**Your instructions**:
Search the listing below for "хосты". Copy each matching line.

**Source data**:
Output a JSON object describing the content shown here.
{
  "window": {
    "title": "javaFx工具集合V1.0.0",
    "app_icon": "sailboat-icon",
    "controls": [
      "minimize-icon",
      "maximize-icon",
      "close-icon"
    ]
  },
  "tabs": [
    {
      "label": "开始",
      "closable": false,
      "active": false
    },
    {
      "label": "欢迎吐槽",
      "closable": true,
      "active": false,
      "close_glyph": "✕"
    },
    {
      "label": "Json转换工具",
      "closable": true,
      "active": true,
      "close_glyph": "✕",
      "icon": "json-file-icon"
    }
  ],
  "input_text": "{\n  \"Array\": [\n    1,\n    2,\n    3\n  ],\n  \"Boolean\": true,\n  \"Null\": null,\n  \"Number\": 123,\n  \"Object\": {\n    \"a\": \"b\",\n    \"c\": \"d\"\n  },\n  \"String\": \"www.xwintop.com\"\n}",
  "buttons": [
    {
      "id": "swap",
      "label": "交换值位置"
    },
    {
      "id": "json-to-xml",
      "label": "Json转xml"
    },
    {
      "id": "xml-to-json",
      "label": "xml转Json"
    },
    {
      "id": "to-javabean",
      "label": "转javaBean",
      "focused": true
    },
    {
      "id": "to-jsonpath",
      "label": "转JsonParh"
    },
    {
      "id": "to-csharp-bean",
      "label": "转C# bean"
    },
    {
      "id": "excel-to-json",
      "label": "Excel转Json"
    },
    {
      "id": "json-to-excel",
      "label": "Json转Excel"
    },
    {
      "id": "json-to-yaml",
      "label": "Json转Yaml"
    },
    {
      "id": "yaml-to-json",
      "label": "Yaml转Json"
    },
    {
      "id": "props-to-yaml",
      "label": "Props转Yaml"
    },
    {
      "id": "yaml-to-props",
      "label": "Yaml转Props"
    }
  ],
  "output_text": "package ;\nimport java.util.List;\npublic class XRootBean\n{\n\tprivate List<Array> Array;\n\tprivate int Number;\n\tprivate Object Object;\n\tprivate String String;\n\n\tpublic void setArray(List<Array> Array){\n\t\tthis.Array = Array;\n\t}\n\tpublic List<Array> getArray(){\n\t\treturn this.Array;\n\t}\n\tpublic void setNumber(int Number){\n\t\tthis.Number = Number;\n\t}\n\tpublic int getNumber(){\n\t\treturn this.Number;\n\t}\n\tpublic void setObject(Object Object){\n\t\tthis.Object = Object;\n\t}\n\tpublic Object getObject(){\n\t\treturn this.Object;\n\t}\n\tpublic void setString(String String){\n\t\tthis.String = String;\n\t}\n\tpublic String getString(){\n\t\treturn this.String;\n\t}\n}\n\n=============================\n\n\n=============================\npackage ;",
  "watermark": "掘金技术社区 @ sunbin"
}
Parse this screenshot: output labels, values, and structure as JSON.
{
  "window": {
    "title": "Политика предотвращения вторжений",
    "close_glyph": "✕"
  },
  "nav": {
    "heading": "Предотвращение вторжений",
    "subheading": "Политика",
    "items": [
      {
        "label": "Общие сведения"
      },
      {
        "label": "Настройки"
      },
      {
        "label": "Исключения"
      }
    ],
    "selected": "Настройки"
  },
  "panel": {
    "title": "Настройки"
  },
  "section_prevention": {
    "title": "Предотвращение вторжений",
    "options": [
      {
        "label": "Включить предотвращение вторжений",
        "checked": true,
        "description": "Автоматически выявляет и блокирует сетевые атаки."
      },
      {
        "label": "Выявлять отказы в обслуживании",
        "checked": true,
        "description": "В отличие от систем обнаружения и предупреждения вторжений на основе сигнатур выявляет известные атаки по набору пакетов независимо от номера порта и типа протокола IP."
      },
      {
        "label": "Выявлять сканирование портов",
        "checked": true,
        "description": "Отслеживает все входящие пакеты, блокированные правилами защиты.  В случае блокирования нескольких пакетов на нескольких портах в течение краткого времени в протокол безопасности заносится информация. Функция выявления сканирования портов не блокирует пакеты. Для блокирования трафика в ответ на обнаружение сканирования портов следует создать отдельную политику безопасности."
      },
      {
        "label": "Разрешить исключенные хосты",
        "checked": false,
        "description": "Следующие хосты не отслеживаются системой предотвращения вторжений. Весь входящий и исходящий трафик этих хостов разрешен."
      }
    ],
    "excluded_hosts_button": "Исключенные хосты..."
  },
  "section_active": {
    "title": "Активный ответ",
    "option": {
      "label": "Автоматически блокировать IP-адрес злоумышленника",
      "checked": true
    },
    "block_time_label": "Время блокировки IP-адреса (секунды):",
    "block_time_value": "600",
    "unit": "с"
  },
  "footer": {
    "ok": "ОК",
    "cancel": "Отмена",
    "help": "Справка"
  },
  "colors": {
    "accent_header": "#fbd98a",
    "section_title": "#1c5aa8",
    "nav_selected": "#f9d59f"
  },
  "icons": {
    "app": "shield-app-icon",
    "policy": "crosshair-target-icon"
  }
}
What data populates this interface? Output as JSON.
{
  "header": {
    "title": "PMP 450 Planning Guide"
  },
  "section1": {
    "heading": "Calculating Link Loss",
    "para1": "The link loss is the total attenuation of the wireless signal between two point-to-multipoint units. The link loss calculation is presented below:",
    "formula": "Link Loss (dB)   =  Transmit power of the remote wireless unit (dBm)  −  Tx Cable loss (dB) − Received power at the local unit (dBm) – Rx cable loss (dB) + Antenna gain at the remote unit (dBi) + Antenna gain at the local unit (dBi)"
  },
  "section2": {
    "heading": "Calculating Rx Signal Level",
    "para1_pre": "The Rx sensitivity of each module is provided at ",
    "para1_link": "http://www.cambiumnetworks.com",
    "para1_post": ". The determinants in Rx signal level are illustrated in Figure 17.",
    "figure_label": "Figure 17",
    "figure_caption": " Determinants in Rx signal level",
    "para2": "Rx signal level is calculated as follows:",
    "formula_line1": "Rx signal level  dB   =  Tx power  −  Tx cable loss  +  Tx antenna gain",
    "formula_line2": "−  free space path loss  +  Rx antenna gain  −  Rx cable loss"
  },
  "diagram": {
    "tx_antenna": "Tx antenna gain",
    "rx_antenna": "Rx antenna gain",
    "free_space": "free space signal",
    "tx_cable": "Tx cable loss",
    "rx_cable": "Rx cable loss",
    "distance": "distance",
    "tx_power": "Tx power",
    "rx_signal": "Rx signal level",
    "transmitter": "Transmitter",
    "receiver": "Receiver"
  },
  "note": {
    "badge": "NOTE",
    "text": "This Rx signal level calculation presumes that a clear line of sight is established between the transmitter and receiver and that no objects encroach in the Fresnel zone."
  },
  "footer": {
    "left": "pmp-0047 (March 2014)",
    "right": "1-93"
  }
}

**Answer to the problem**:
        "label": "Разрешить исключенные хосты",
        "description": "Следующие хосты не отслеживаются системой предотвращения вторжений. Весь входящий и исходящий трафик этих хостов разрешен."
    "excluded_hosts_button": "Исключенные хосты..."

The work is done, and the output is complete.